A merger involves the offeror incorporating a new wholly owned subsidiary, itself often a BVI company although another merger friendly jurisdiction can be used. A shareholders meeting of the target is then convened to approve a merger of the target with the new subsidiary with the resulting merged company thereby becoming a subsidiary of the offeror. Unless the target's constitutional documents provide for a higher threshold, the merger may only require approval of a simple majority vote of the target's shareholders who attend the meeting, although in the case of an offeror which is already a substantial shareholder in the target it may be decided also to seek approval from independent shareholders holding a majority of the other shares. No BVI court approval is required for a merger.

A tender offer (or takeover bid) is a contractual offer made by an offeror to shareholders in the target BVI company to acquire their shares. Shareholders who accept the offer transfer their shares to the offeror in return for the relevant consideration. BVI law provides a "squeeze out" mechanism allowing an offeror achieving 90% acceptances of its offer to compel the remaining shareholders to have their shares repurchased by the BVI target company. The offeror may make the completion of the takeover conditional on this 90% acceptance level being achieved so that it can be sure it will become owner of 100% of the target's shares through the squeeze out. Again, no court approval is required.
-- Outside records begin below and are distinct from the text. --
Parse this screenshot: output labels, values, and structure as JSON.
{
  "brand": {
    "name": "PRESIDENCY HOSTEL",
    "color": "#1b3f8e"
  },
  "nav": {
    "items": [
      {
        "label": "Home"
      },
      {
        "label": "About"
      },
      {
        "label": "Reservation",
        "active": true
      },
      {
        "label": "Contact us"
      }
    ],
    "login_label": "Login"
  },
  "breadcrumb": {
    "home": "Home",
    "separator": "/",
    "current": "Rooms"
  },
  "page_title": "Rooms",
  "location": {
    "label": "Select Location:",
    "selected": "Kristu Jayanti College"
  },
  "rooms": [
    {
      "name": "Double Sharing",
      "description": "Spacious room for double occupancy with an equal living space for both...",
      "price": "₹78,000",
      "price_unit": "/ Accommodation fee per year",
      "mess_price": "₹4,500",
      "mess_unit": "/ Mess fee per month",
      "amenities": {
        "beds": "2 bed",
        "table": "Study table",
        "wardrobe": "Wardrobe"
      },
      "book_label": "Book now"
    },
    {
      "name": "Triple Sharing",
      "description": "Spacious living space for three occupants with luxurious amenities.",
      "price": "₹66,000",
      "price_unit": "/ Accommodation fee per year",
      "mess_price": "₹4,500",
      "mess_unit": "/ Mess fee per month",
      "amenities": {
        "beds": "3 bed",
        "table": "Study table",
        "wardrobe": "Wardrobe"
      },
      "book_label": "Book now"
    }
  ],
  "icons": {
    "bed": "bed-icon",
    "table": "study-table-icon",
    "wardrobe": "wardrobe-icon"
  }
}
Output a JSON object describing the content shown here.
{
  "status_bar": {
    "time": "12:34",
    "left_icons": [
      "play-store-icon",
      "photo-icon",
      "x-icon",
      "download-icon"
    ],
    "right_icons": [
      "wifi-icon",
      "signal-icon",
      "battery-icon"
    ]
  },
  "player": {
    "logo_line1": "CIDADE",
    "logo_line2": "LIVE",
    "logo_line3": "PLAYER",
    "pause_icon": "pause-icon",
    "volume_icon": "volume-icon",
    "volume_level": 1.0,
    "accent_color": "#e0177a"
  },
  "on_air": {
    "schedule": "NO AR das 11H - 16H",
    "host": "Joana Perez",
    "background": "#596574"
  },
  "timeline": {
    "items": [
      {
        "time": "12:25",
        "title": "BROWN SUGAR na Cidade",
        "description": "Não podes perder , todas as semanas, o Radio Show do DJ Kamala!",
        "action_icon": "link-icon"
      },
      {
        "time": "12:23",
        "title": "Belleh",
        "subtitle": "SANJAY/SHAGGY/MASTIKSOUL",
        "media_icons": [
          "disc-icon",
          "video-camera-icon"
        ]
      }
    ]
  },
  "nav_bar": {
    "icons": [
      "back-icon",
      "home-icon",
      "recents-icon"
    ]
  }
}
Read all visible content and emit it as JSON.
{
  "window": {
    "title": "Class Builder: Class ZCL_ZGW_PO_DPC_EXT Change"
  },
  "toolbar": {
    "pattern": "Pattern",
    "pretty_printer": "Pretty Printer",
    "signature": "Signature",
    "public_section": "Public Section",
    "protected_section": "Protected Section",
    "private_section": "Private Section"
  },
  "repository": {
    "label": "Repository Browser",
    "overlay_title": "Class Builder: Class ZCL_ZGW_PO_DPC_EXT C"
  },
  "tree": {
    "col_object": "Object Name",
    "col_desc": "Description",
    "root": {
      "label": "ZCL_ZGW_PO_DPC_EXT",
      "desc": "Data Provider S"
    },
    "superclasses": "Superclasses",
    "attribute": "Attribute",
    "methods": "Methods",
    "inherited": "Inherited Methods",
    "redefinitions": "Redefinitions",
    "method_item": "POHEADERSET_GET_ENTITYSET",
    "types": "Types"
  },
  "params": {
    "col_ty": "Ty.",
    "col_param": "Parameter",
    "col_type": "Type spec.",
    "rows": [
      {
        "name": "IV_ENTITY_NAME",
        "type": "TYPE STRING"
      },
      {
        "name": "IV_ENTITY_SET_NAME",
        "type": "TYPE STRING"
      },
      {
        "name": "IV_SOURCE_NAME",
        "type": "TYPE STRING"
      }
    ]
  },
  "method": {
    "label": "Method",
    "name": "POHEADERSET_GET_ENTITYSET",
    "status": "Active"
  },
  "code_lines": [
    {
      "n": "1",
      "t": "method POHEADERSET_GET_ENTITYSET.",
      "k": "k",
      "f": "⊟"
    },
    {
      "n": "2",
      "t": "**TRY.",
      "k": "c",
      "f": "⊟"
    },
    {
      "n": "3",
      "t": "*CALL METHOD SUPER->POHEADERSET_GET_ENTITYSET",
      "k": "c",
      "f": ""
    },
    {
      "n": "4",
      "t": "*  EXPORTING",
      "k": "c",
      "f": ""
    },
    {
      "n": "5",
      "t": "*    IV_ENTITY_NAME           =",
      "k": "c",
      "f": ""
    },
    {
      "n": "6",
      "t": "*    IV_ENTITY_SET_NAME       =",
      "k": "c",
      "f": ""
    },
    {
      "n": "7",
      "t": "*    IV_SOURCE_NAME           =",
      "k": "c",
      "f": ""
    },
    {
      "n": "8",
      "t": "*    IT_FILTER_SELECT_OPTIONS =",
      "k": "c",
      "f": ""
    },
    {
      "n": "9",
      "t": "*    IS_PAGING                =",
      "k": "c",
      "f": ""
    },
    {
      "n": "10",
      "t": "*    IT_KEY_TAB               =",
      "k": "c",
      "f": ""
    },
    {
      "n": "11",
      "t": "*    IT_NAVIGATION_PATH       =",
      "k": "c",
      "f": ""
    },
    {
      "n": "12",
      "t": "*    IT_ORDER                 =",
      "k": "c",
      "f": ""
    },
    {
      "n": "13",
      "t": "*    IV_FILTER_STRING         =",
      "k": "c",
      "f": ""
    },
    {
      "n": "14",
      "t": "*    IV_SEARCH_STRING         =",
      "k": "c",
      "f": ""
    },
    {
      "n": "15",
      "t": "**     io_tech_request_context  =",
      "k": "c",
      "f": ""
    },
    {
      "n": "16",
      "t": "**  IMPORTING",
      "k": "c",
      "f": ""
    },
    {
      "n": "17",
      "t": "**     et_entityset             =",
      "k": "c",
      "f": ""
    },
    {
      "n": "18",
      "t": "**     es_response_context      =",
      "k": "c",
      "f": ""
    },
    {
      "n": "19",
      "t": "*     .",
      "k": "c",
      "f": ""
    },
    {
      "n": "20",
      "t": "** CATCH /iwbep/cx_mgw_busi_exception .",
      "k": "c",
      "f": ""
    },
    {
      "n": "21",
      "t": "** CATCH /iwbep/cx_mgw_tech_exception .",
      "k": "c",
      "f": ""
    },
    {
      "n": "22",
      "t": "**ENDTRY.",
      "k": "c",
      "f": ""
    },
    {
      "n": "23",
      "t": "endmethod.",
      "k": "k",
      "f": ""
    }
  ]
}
A scheme of arrangement is an English law based court sanctioned process whereby a restructuring of the target which results in a takeover by the offeror can be implemented. A scheme of arrangement requires the approval of a majority in number of target shareholders holding 75% by value of the target's shares, together with the approval of the BVI court. There is in addition an alternative court sanctioned process known as a plan of arrangement based on the Canadian law model where the BVI court sets the approval threshold required. Once approved by the requisite majority and the BVI court, the scheme of arrangement or plan of arrangement is binding on all shareholders.

Minority shareholders dissenting from one of the above transactions which has been approved by the requisite majority will have certain rights under BVI law. In the case of a merger, squeeze out and, if the BVI court so orders, a plan of arrangement there will be appraisal rights allowing shareholders to have their shares independently valued. In the case of a scheme of arrangement dissenting shareholders may at least in theory seek relief from the court, although they will have to justify the court interfering with a transaction approved by the requisite statutory majority, which is likely to be difficult in most circumstances.

The choice between the above structures may depend on a number of onshore law and commercial factors including timing and certainty requirements, the rules of the relevant stock exchange, market expectations and tax issues. However, the alternative structures available under BVI law provide great flexibility for an offeror in addressing those issues.

The content of this article is intended to provide a general guide to the subject matter. Specialist advice should be sought about your specific circumstances.